The independent London newspaper

Co-op: Let’s make the tech industry fairer

Creators of new-look New Journal and Tribune website say the digital giants need to treat workers more fairly

19 May, 2017 — By Richard Osley

Members of the Outlandish team

TO the uninformed it may seem like an old idea in the most modern of occupations, but a worker-led co-operative says it is looking to change the technology industry for the better by ensuring everybody benefits fairly from the digital revolution.

Members of Outlandish, a co-op based in Finsbury Park and the brains behind the Camden New Journal and Islington Tribune’s smart new websites, warn that the money flowing through the tech world heads to the few at the top of multinational companies – rather than the developers toiling on significant and sometimes life-changing projects down the chain.

They are now joining like-minded outfits to form the Co-Tech network, a group of co-ops who subscribe to a work manifesto which comes with a warning to their profit-chasing rivals: “Technology is the lifeblood of all our futures, not just a gravy train for the fortunate few. We hereby give notice to technology companies that do not treat their employees fairly, do not give their workers control of their businesses and do not seek to create a fairer world that your days are numbered. We are more creative, more committed and more resilient.”

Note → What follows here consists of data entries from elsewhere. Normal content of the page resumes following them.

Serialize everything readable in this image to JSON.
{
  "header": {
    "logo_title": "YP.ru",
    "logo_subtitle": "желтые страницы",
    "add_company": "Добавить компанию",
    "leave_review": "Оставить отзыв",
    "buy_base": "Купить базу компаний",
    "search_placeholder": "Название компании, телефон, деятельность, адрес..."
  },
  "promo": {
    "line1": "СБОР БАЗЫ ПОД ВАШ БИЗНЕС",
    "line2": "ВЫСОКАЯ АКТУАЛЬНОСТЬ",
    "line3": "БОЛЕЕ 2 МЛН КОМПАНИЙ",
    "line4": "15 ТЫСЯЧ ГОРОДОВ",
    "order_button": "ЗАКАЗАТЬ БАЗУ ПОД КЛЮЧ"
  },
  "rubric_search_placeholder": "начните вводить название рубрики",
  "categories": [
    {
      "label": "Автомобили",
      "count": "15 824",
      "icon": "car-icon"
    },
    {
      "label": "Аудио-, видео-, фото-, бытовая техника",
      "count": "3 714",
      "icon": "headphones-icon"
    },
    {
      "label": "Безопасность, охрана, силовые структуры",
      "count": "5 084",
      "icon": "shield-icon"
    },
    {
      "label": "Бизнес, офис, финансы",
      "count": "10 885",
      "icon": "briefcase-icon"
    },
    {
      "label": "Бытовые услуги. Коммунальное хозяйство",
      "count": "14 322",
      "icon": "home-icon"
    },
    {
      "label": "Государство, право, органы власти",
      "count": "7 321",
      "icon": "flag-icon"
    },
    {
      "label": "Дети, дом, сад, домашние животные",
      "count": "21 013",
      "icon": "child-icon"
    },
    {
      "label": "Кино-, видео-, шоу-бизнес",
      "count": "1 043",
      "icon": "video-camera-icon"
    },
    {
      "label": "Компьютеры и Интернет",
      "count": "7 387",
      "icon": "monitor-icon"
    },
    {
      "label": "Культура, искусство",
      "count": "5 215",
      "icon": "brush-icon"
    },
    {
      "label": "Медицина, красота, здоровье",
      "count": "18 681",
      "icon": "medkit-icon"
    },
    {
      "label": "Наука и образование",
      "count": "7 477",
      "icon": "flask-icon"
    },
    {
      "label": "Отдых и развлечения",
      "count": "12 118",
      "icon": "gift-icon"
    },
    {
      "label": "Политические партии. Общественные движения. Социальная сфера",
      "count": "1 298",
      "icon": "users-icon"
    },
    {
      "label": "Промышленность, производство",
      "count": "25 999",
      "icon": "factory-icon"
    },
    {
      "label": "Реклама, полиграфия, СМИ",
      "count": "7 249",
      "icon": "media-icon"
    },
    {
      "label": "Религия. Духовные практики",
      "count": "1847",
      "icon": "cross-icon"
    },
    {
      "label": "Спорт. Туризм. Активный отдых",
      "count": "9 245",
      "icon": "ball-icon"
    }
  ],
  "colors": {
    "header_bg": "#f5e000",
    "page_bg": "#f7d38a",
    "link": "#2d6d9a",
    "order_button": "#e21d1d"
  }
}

Harry Robbins, from Outlandish, said: “The idea is that at the moment we have very vertical big organisations who create a pyramid where as much money as possible flows up to a small number of people at the top. Co-ops, instead, would redistribute to people who made the money through their hard work.” He said the network could “offer a full service on some big digital overheads” by bringing co-ops together to share the work between developers with different specialisms.

He added: “You can pay £10,000 for a six- or eight-week course and be told you will get a job as a developer, but we want a co-op version of that, where the training can be free and a certain number of those who are trained should be women to address the inequality in the tech industry. ” Outlandish helped revamp the Tribune’s website after learning of the newspaper’s similar structure and ethos, and with the belief that independent journalism can be a force for good.

Mr Robbins said: “There is a hypocrisy in the tech industry, where companies present themselves as offering nice technology and nice solutions but actually they see it as a meal ticket rather than changing the world, and in doing so can exploit the workers working for them.”

Silicon Roundabout, he said, was “all about making as much money as possible” and that Outlandish wanted to help create an alternative – Silicon Park – around their current premises.

“We are looking at converting a floor of our building to create an events space and a co-working place for people who are into technology and co-ops.”

Co-Tech has already completed work for a number of major organisations including the BBC and the British Museum – and is now looking to bring in more work from consumers looking for an alternative to the multinational stronghold.

“We are not setting up and saying right target number one Google, target number two Apple. I think we might end quickly if we did that,” Mr Robbins said.

“Our immediate targets with people who trade for tech. There are companies who say they are doing good technology without being good. At the moment, people think they are getting digital services off the good guys but actually it might be a brand who exploit their worker, rip off their customers and are going to retire on a 20 million pension package – and all the time saying we are doing it to save the world.”

l For more info see

Share this story

Post a comment